The intervention was paused during the COVID-19 pandemic, and endline interviews were completed between June 2021 and January 2022.  

Results and Policy Lessons 

Research ongoing; results forthcoming.



[1]Moret, Whitney, Economic Strengthening for Female Sex Workers: A Review of the Literature (Durham: FHI 360), 29, date accessed 31 August 2022

[2] Baral S, Beyrer C, Muessig K, Poteat T, Wirtz AL, Decker MR, Sherman SG, Kerrigan D. Burden of HIV among female sex workers in low-income and middle-income countries: a systematic review and meta-analysis. Lancet Infect Dis. 2012 Jul;12(7):538-49. doi: 10.1016/S1473-3099(12)70066-X. Epub 2012 Mar 15. PMID: 22424777.

[3] USAID. “Addressing Condom Supply and Demand in PEPFAR Countries.” USAID. Accessed 16 August 2022.

[4] Andrews, Carin Hillerdal, Elisabeth Faxelid, Vanphanom Sychaerun, and Ketkesone Phrasisombath. "Determinants of consistent condom use among female sex workers in Savannakhet, Lao PDR." BMC women's health 15, no. 1 (2015): 1-8.

Gharehghani, Mohammad Ali Mohammadi, Seyed Fahim Irandoost, and Goli Soofizad. "Barriers to condom use among female sex workers in Tehran, Iran: a qualitative study." International Journal of Women's Health 12 (2020): 681.

Szwarcwald, Célia Landmann, Giseli Nogueira Damacena, Paulo Roberto Borges de Souza-Júnior, Mark Drew Crosland Guimarães, Wanessa da Silva de Almeida, Arthur Pate de Souza Ferreira, Orlando da Costa Ferreira-Júnior, and Inês Dourado. "Factors associated with HIV infection among female sex workers in Brazil." Medicine 97, no. 1 Suppl (2018).
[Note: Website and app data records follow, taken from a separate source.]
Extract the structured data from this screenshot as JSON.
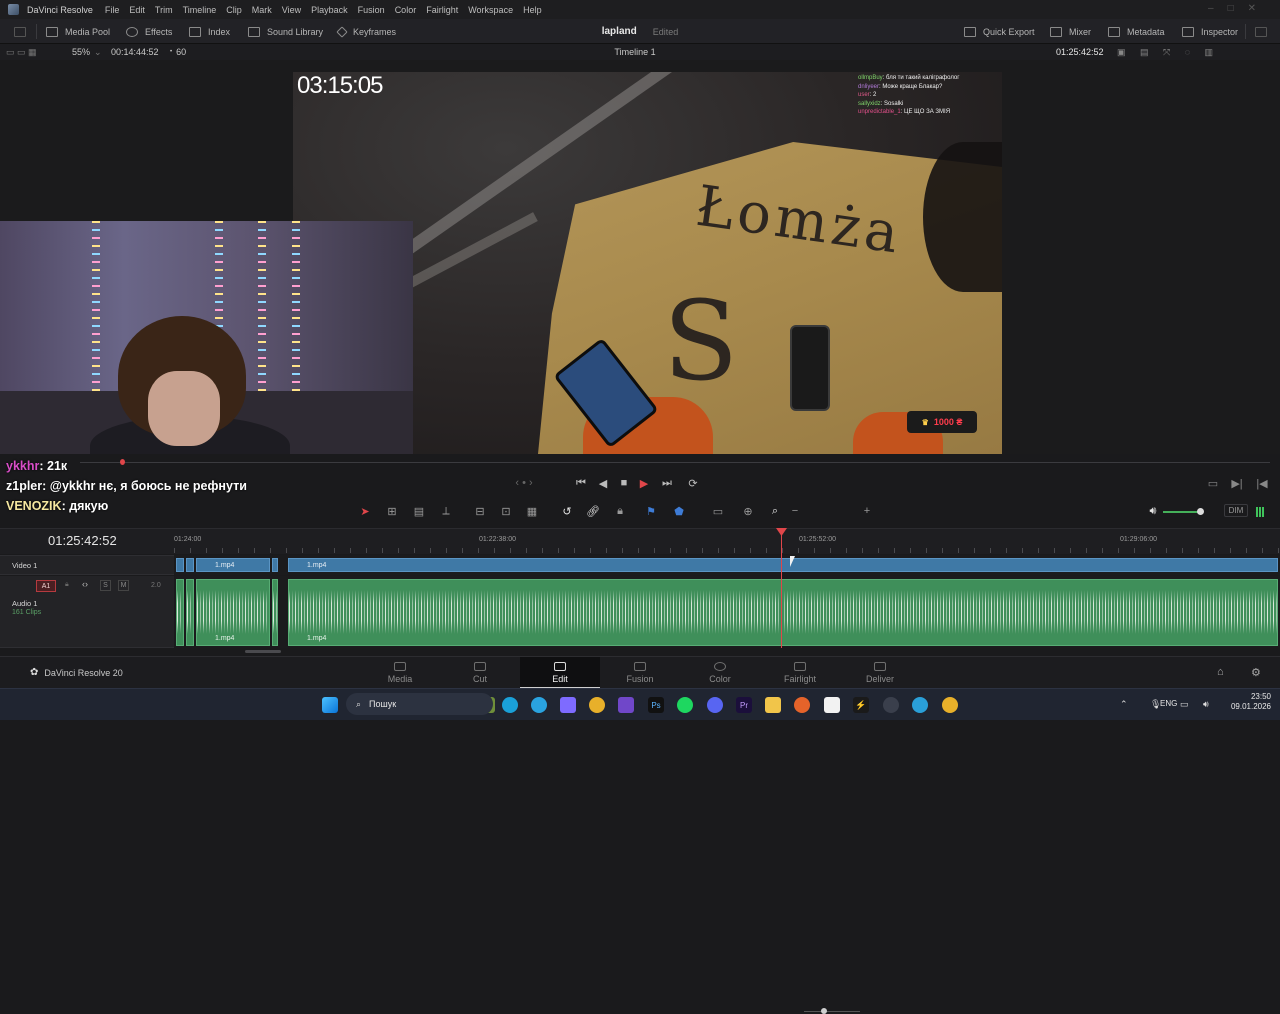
{
  "menubar": {
    "app_name": "DaVinci Resolve",
    "items": [
      "File",
      "Edit",
      "Trim",
      "Timeline",
      "Clip",
      "Mark",
      "View",
      "Playback",
      "Fusion",
      "Color",
      "Fairlight",
      "Workspace",
      "Help"
    ]
  },
  "toolbar": {
    "media_pool": "Media Pool",
    "effects": "Effects",
    "index": "Index",
    "sound_library": "Sound Library",
    "keyframes": "Keyframes",
    "project_name": "lapland",
    "project_status": "Edited",
    "quick_export": "Quick Export",
    "mixer": "Mixer",
    "metadata": "Metadata",
    "inspector": "Inspector"
  },
  "viewer": {
    "zoom": "55%",
    "source_timecode": "00:14:44:52",
    "frame_rate": "60",
    "timeline_name": "Timeline 1",
    "record_timecode": "01:25:42:52",
    "overlay_timer": "03:15:05",
    "donation_amount": "1000 ₴",
    "cardboard_text": "Łomża",
    "stream_chat": [
      {
        "user": "ollmpBuy",
        "text": "бля ти такий каліграфолог"
      },
      {
        "user": "dnliyeer",
        "text": "Може краще Блакар?"
      },
      {
        "user": "user",
        "text": "2"
      },
      {
        "user": "sallyxidz",
        "text": "Sosalki"
      },
      {
        "user": "unpredictable_1",
        "text": "ЦЕ ЩО ЗА ЗМІЯ"
      }
    ]
  },
  "chat_left": [
    {
      "user": "ykkhr",
      "text": ": 21к",
      "user_color": "#d94ec8"
    },
    {
      "user": "z1pler",
      "text": ": @ykkhr нє, я боюсь не рефнути",
      "user_color": "#ffffff"
    },
    {
      "user": "VENOZIK",
      "text": ": дякую",
      "user_color": "#f6e8a0"
    }
  ],
  "transport": {
    "buttons": [
      "skip-start",
      "prev-frame",
      "stop",
      "play",
      "skip-end",
      "loop"
    ],
    "dim_label": "DIM"
  },
  "timeline": {
    "timecode": "01:25:42:52",
    "ruler_labels": [
      "01:24:00",
      "01:22:38:00",
      "01:25:52:00",
      "01:29:06:00"
    ],
    "video_track_name": "Video 1",
    "audio_track_id": "A1",
    "audio_track_name": "Audio 1",
    "audio_track_clips": "161 Clips",
    "audio_level": "2.0",
    "clip_name": "1.mp4"
  },
  "pages": [
    {
      "label": "Media",
      "active": false
    },
    {
      "label": "Cut",
      "active": false
    },
    {
      "label": "Edit",
      "active": true
    },
    {
      "label": "Fusion",
      "active": false
    },
    {
      "label": "Color",
      "active": false
    },
    {
      "label": "Fairlight",
      "active": false
    },
    {
      "label": "Deliver",
      "active": false
    }
  ],
  "brand": "DaVinci Resolve 20",
  "taskbar": {
    "search_placeholder": "Пошук",
    "language": "ENG",
    "time": "23:50",
    "date": "09.01.2026"
  },
  "colors": {
    "video_clip": "#3f79a6",
    "audio_clip": "#3f8f5a",
    "playhead": "#e0464a",
    "accent_play": "#e0464a"
  }
}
[5] Andrade, Mônica Viegas, Flávia Chein, Laetícia Rodrigues de Souza, and Jaume Puig-Junoy. "Income transfer policies and the impacts on the immunization of children: the Bolsa Família Program." Cadernos de saude publica 28 (2012): 1347-1358.

Van de Gaer, Dirk, Joost Vandenbossche, and José Luis Figueroa. "Children's health opportunities and project evaluation: Mexico's Oportunidades program." the world bank economic review 28, no. 2 (2014): 282-310.
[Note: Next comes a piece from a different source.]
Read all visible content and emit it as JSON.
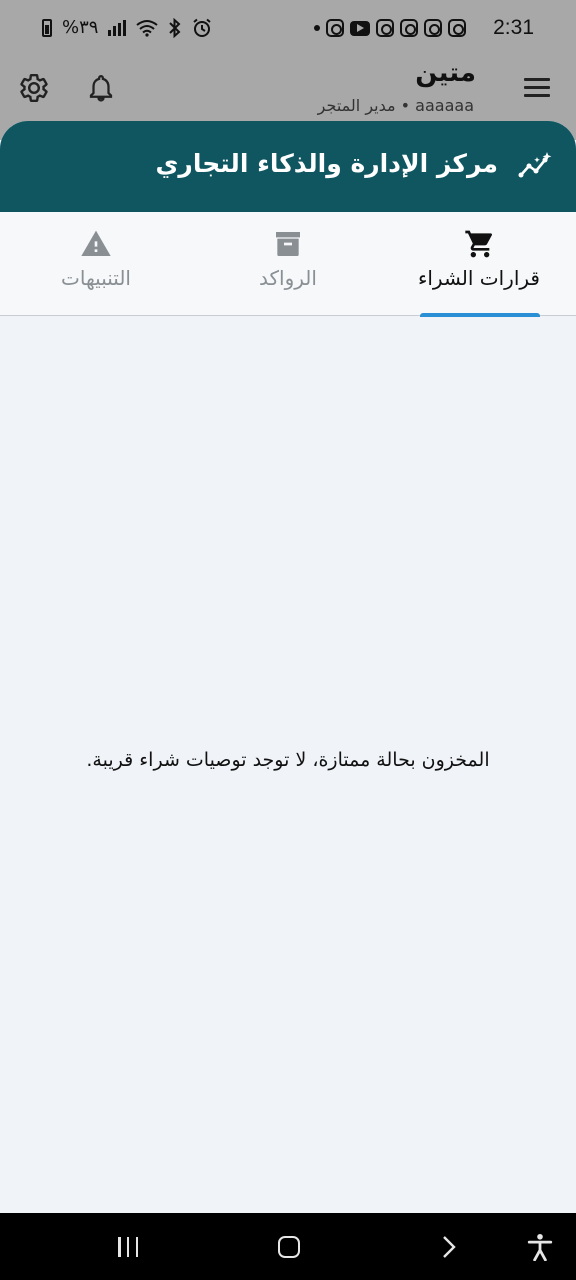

[6] de Walque, Damien, William Dow, Rose Nathan et al.. "Incentivizing safe sex: a randomized trial of conditional cash transfers for HIV and sexually transmitted infection prevention in rural Tanzania." BMJ Open 2(1): 1-10. 2012.

Cooper, Jan E., William H. Dow, Damien de Walque, Ann C. Keller, Sandra I. McCoy, Lia CH Fernald, Marianna P. Balampama et al. "Female sex workers use power over their day-to-day lives to meet the condition of a conditional cash transfer intervention to incentivize safe sex." Social Science & Medicine 181 (2017): 148-157.
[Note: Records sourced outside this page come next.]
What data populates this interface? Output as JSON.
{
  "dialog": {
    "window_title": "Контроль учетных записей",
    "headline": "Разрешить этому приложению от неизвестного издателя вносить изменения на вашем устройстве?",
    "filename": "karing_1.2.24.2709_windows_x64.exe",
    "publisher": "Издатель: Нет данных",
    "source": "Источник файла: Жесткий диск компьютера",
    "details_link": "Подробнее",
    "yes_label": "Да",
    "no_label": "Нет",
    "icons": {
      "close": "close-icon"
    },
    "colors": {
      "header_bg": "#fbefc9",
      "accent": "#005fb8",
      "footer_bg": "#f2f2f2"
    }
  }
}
Packel, Laura, Damien de Walque, Kevin Feeney, Marianna P. Balampama, Jan E. Cooper, Admirabilis Kalolella, Wendee Wechsberg, and William H Dow. “A Randomized Trial of Cash Incentives for Sexual Behavior Change among Female Sex Workers in Dar es Salaam.” Social Science & Medicine 272 (2021): 111655.

[7] Mbita, Gaspar, Amasha Mwanamsangu, Marya Plotkin, Caterina Casalini, Amani Shao, Gissenge Lija, Dorica Boyee et al. "Consistent condom use and dual protection among female sex workers: surveillance findings from a large-scale, community-based combination HIV prevention program in Tanzania." AIDS and Behavior 24, no. 3 (2020): 802-811.

[8,10] Tanzania Ministry of Health and Social Welfare. HIV Behavioral and Biological Surveillance Survey Among Female Sex Workers in Dar-es-Salaam, 2010. National AIDS Control Programme, 2011.

[9] Faini, Diana, Patricia Munseri, Eric Sandstrom, Claudia Hanson, and Muhammad Bakari. "Awareness, Willingness and Use of HIV Pre-Exposure Prophylaxis Among Female Sex Workers Living in Dar-es-Salaam, Tanzania." AIDS and Behavior (2022): 1-9.

December 02, 2022